Saved entries »

--- START ---

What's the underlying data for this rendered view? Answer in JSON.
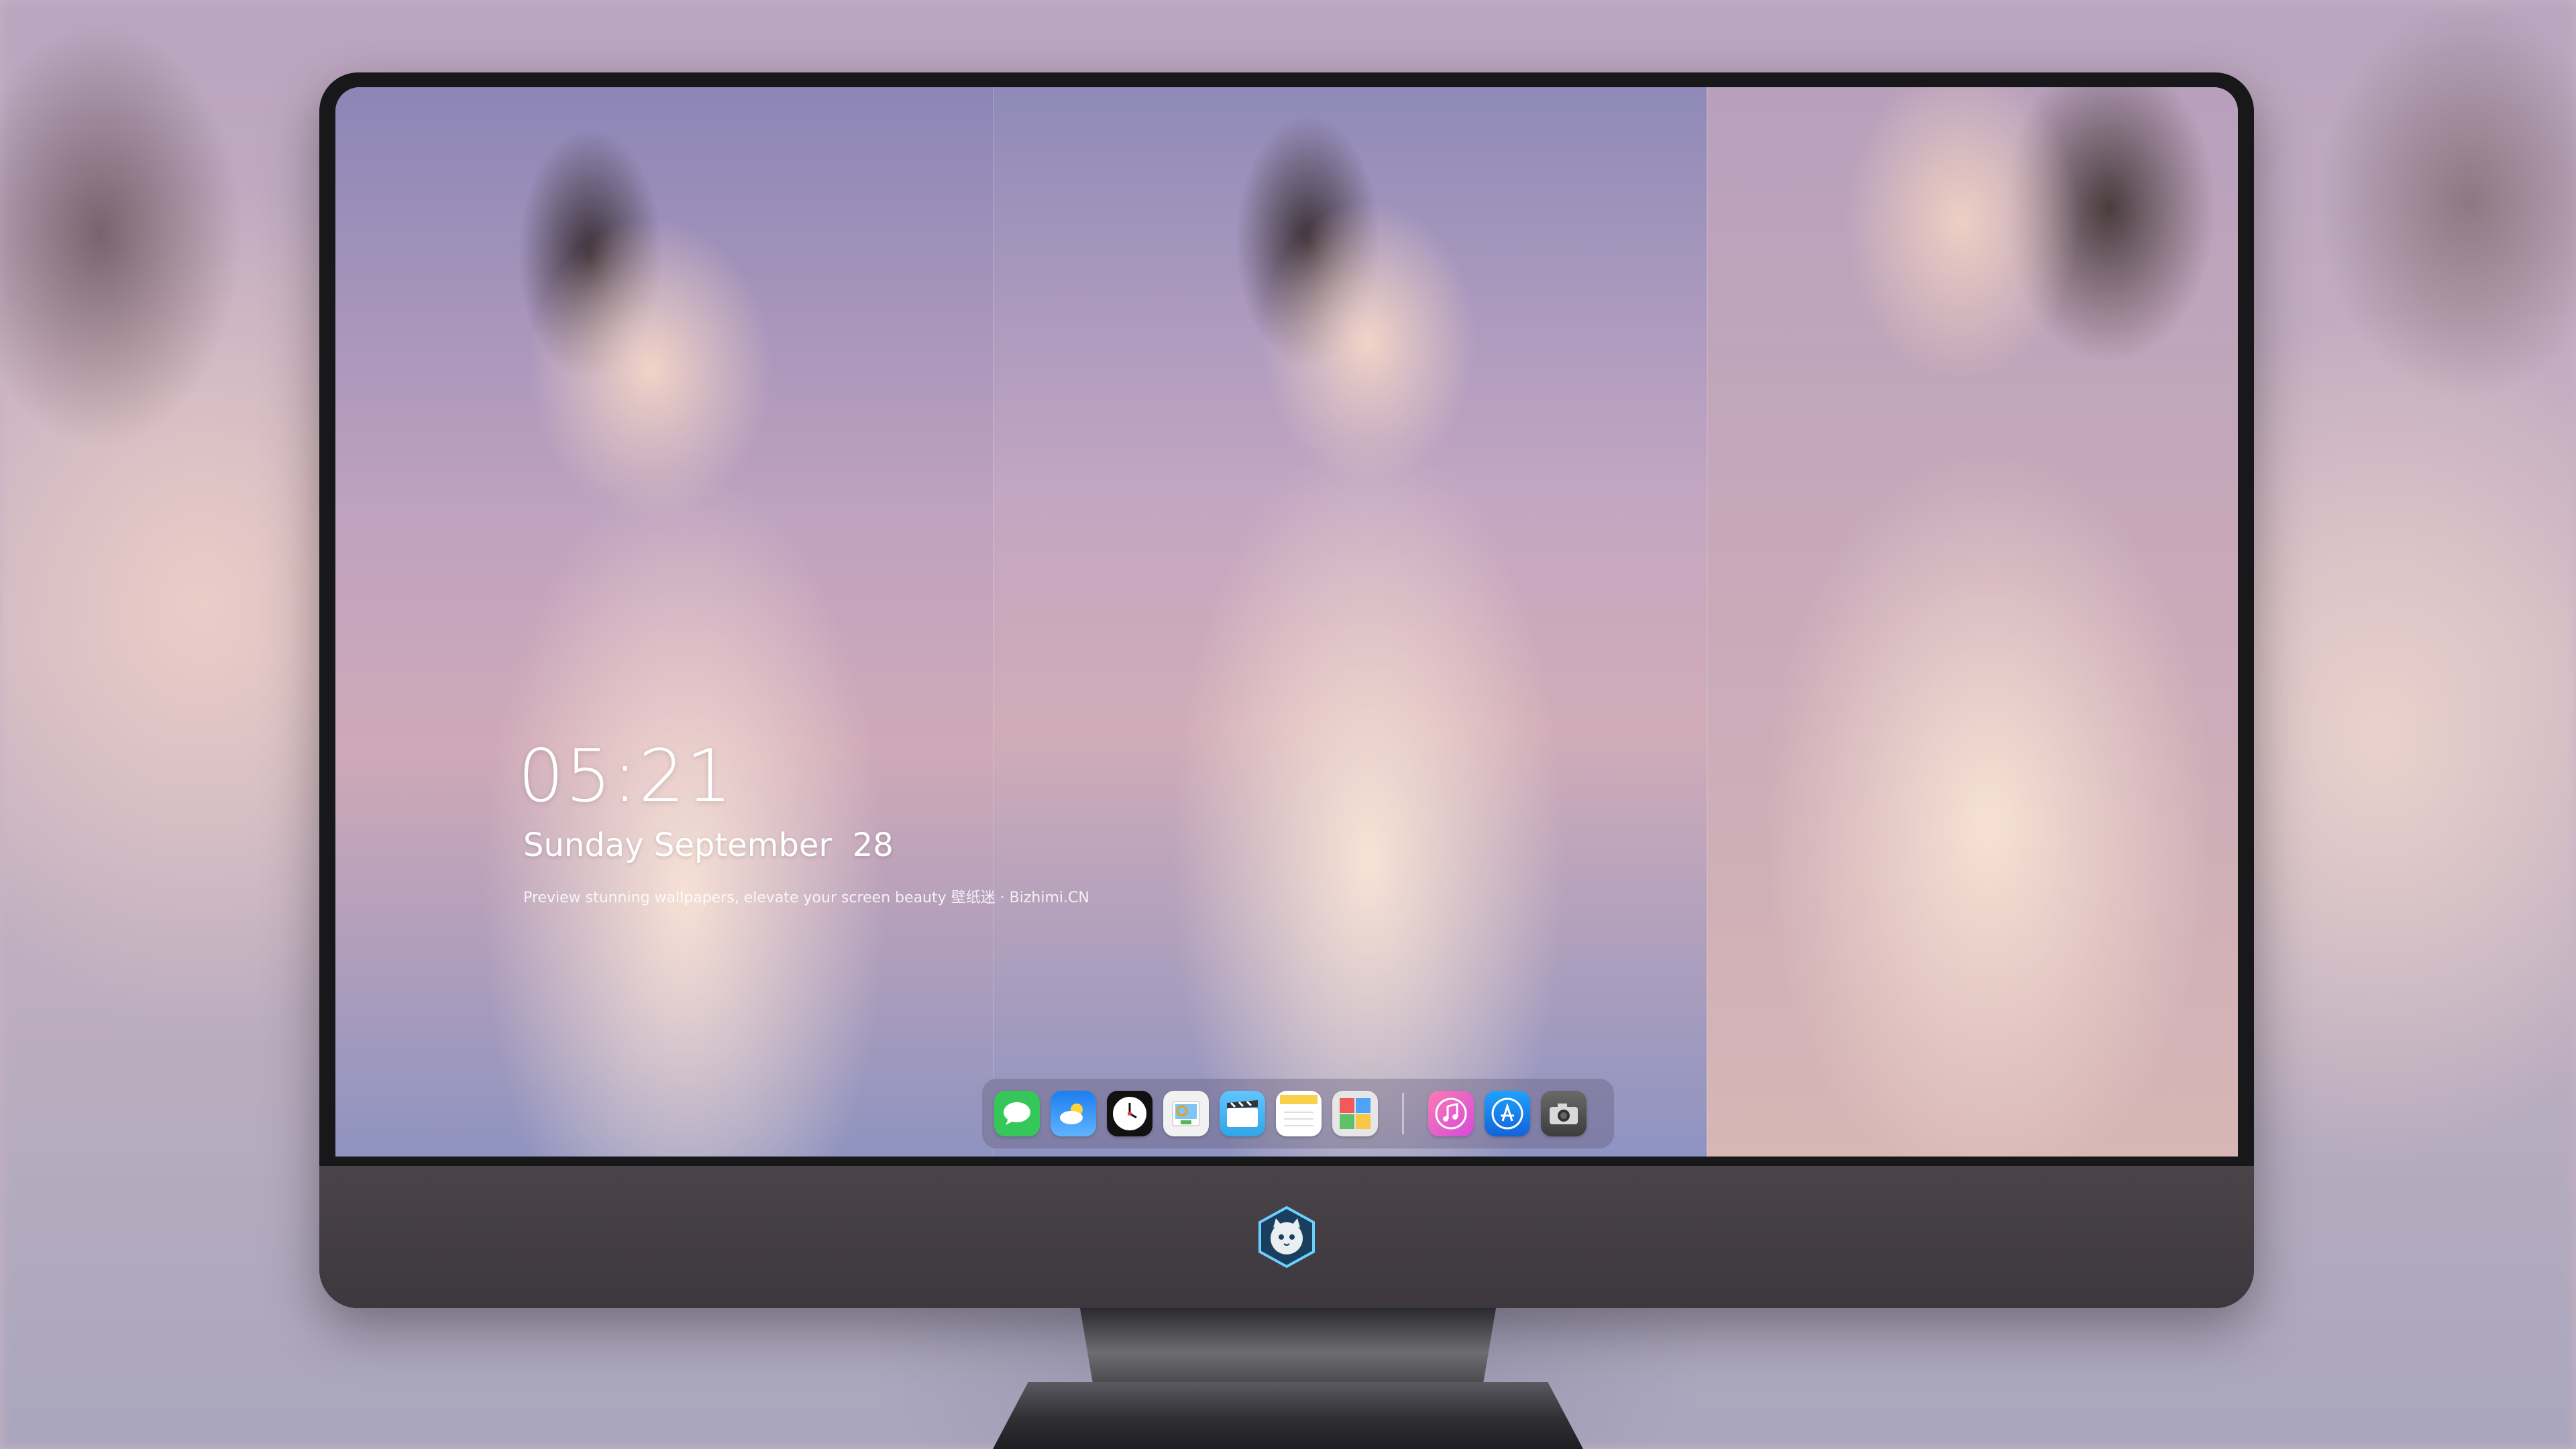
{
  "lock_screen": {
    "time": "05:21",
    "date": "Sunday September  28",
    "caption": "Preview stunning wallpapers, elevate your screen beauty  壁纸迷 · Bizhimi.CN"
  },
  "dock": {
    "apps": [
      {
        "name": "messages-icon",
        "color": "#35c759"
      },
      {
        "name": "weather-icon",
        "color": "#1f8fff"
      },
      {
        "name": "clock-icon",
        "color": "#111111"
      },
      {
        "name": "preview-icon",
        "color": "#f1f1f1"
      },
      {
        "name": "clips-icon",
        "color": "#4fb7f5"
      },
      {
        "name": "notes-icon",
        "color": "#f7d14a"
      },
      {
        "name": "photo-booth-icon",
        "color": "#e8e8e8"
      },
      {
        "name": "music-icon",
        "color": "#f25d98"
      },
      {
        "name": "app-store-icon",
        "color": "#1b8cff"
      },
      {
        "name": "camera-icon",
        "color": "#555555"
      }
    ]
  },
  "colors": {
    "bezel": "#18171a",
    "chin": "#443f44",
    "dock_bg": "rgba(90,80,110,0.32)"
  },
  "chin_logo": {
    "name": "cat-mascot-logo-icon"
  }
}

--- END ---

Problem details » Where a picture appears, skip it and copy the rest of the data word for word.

Task solution »
What's the underlying data for this rendered view? Answer in JSON.
{
  "lock_screen": {
    "time": "05:21",
    "date": "Sunday September  28",
    "caption": "Preview stunning wallpapers, elevate your screen beauty  壁纸迷 · Bizhimi.CN"
  },
  "dock": {
    "apps": [
      {
        "name": "messages-icon",
        "color": "#35c759"
      },
      {
        "name": "weather-icon",
        "color": "#1f8fff"
      },
      {
        "name": "clock-icon",
        "color": "#111111"
      },
      {
        "name": "preview-icon",
        "color": "#f1f1f1"
      },
      {
        "name": "clips-icon",
        "color": "#4fb7f5"
      },
      {
        "name": "notes-icon",
        "color": "#f7d14a"
      },
      {
        "name": "photo-booth-icon",
        "color": "#e8e8e8"
      },
      {
        "name": "music-icon",
        "color": "#f25d98"
      },
      {
        "name": "app-store-icon",
        "color": "#1b8cff"
      },
      {
        "name": "camera-icon",
        "color": "#555555"
      }
    ]
  },
  "colors": {
    "bezel": "#18171a",
    "chin": "#443f44",
    "dock_bg": "rgba(90,80,110,0.32)"
  },
  "chin_logo": {
    "name": "cat-mascot-logo-icon"
  }
}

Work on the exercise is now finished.